The pictures stay out. Please retype every line below exactly.

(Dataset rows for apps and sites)
>>>>
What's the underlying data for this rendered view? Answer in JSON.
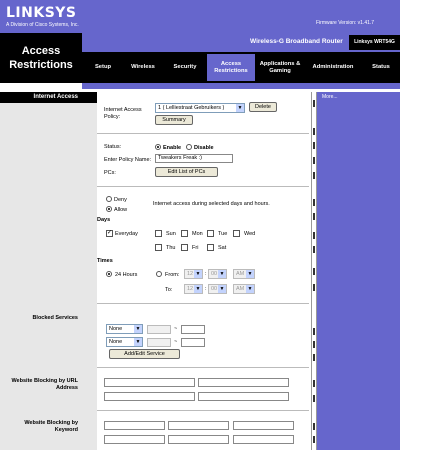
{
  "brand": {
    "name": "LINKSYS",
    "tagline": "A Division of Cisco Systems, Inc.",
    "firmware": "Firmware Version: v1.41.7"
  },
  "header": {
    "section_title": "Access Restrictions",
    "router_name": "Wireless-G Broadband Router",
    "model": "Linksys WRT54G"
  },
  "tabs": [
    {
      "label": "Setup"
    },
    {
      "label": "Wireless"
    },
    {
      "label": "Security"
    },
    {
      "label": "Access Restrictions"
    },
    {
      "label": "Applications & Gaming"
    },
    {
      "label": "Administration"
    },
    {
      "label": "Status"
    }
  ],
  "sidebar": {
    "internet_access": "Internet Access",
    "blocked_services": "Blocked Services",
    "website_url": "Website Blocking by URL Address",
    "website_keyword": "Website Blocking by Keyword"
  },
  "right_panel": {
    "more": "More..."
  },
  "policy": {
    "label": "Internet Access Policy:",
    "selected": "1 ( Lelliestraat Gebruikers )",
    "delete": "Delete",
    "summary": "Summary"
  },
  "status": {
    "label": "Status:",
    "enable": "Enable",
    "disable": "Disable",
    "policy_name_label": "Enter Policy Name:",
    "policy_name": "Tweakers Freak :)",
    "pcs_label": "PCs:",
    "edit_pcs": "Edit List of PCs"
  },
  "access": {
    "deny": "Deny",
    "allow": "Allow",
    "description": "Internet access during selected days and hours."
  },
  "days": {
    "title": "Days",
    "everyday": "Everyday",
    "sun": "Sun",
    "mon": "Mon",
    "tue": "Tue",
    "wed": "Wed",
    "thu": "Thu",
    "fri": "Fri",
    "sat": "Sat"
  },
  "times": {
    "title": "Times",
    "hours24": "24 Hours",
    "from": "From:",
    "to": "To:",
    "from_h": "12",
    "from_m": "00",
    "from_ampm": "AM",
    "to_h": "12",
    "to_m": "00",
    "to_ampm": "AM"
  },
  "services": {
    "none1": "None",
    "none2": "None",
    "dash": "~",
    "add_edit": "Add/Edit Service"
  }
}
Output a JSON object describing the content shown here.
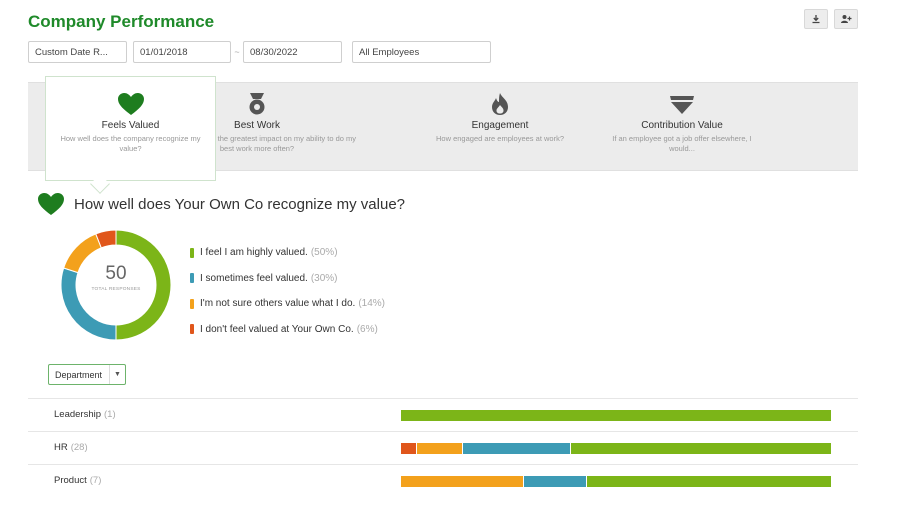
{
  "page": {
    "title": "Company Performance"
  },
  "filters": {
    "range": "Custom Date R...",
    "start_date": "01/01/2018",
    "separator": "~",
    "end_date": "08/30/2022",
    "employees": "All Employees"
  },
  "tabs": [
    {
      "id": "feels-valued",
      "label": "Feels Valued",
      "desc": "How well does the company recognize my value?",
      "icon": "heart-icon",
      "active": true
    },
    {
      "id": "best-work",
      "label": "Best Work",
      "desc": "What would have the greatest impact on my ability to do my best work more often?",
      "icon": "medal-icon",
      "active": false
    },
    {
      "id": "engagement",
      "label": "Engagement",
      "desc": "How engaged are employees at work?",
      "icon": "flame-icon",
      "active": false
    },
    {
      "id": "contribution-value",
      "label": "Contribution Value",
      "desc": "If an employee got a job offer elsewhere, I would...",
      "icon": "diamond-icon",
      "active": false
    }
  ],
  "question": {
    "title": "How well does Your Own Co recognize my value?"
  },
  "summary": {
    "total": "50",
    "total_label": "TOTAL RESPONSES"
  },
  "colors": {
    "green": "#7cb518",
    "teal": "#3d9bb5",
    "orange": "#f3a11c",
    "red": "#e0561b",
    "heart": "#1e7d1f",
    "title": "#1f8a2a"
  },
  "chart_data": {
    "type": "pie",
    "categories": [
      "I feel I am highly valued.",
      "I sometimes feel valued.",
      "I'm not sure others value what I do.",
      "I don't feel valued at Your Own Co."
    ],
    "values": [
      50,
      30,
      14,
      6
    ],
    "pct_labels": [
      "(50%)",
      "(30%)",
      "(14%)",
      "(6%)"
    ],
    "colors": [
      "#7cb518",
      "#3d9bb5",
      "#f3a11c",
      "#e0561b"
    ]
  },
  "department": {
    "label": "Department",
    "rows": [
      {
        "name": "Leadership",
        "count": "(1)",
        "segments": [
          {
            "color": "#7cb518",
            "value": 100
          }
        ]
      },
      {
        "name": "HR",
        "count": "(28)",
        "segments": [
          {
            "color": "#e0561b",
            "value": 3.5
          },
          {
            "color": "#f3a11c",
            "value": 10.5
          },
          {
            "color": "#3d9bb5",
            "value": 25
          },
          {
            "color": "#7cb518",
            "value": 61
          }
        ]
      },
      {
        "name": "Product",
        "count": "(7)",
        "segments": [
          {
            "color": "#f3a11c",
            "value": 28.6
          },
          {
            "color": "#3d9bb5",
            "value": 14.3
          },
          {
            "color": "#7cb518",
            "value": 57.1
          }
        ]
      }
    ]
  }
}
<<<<
## ANSWER SECTION
What's the underlying data for this rendered view? Answer in JSON.
{
  "brand": {
    "name": "LINKSYS",
    "tagline": "A Division of Cisco Systems, Inc.",
    "firmware": "Firmware Version: v1.41.7"
  },
  "header": {
    "section_title": "Access Restrictions",
    "router_name": "Wireless-G Broadband Router",
    "model": "Linksys WRT54G"
  },
  "tabs": [
    {
      "label": "Setup"
    },
    {
      "label": "Wireless"
    },
    {
      "label": "Security"
    },
    {
      "label": "Access Restrictions"
    },
    {
      "label": "Applications & Gaming"
    },
    {
      "label": "Administration"
    },
    {
      "label": "Status"
    }
  ],
  "sidebar": {
    "internet_access": "Internet Access",
    "blocked_services": "Blocked Services",
    "website_url": "Website Blocking by URL Address",
    "website_keyword": "Website Blocking by Keyword"
  },
  "right_panel": {
    "more": "More..."
  },
  "policy": {
    "label": "Internet Access Policy:",
    "selected": "1 ( Lelliestraat Gebruikers )",
    "delete": "Delete",
    "summary": "Summary"
  },
  "status": {
    "label": "Status:",
    "enable": "Enable",
    "disable": "Disable",
    "policy_name_label": "Enter Policy Name:",
    "policy_name": "Tweakers Freak :)",
    "pcs_label": "PCs:",
    "edit_pcs": "Edit List of PCs"
  },
  "access": {
    "deny": "Deny",
    "allow": "Allow",
    "description": "Internet access during selected days and hours."
  },
  "days": {
    "title": "Days",
    "everyday": "Everyday",
    "sun": "Sun",
    "mon": "Mon",
    "tue": "Tue",
    "wed": "Wed",
    "thu": "Thu",
    "fri": "Fri",
    "sat": "Sat"
  },
  "times": {
    "title": "Times",
    "hours24": "24 Hours",
    "from": "From:",
    "to": "To:",
    "from_h": "12",
    "from_m": "00",
    "from_ampm": "AM",
    "to_h": "12",
    "to_m": "00",
    "to_ampm": "AM"
  },
  "services": {
    "none1": "None",
    "none2": "None",
    "dash": "~",
    "add_edit": "Add/Edit Service"
  }
}
Output a JSON object describing the content shown here.
{
  "page": {
    "title": "Company Performance"
  },
  "filters": {
    "range": "Custom Date R...",
    "start_date": "01/01/2018",
    "separator": "~",
    "end_date": "08/30/2022",
    "employees": "All Employees"
  },
  "tabs": [
    {
      "id": "feels-valued",
      "label": "Feels Valued",
      "desc": "How well does the company recognize my value?",
      "icon": "heart-icon",
      "active": true
    },
    {
      "id": "best-work",
      "label": "Best Work",
      "desc": "What would have the greatest impact on my ability to do my best work more often?",
      "icon": "medal-icon",
      "active": false
    },
    {
      "id": "engagement",
      "label": "Engagement",
      "desc": "How engaged are employees at work?",
      "icon": "flame-icon",
      "active": false
    },
    {
      "id": "contribution-value",
      "label": "Contribution Value",
      "desc": "If an employee got a job offer elsewhere, I would...",
      "icon": "diamond-icon",
      "active": false
    }
  ],
  "question": {
    "title": "How well does Your Own Co recognize my value?"
  },
  "summary": {
    "total": "50",
    "total_label": "TOTAL RESPONSES"
  },
  "colors": {
    "green": "#7cb518",
    "teal": "#3d9bb5",
    "orange": "#f3a11c",
    "red": "#e0561b",
    "heart": "#1e7d1f",
    "title": "#1f8a2a"
  },
  "chart_data": {
    "type": "pie",
    "categories": [
      "I feel I am highly valued.",
      "I sometimes feel valued.",
      "I'm not sure others value what I do.",
      "I don't feel valued at Your Own Co."
    ],
    "values": [
      50,
      30,
      14,
      6
    ],
    "pct_labels": [
      "(50%)",
      "(30%)",
      "(14%)",
      "(6%)"
    ],
    "colors": [
      "#7cb518",
      "#3d9bb5",
      "#f3a11c",
      "#e0561b"
    ]
  },
  "department": {
    "label": "Department",
    "rows": [
      {
        "name": "Leadership",
        "count": "(1)",
        "segments": [
          {
            "color": "#7cb518",
            "value": 100
          }
        ]
      },
      {
        "name": "HR",
        "count": "(28)",
        "segments": [
          {
            "color": "#e0561b",
            "value": 3.5
          },
          {
            "color": "#f3a11c",
            "value": 10.5
          },
          {
            "color": "#3d9bb5",
            "value": 25
          },
          {
            "color": "#7cb518",
            "value": 61
          }
        ]
      },
      {
        "name": "Product",
        "count": "(7)",
        "segments": [
          {
            "color": "#f3a11c",
            "value": 28.6
          },
          {
            "color": "#3d9bb5",
            "value": 14.3
          },
          {
            "color": "#7cb518",
            "value": 57.1
          }
        ]
      }
    ]
  }
}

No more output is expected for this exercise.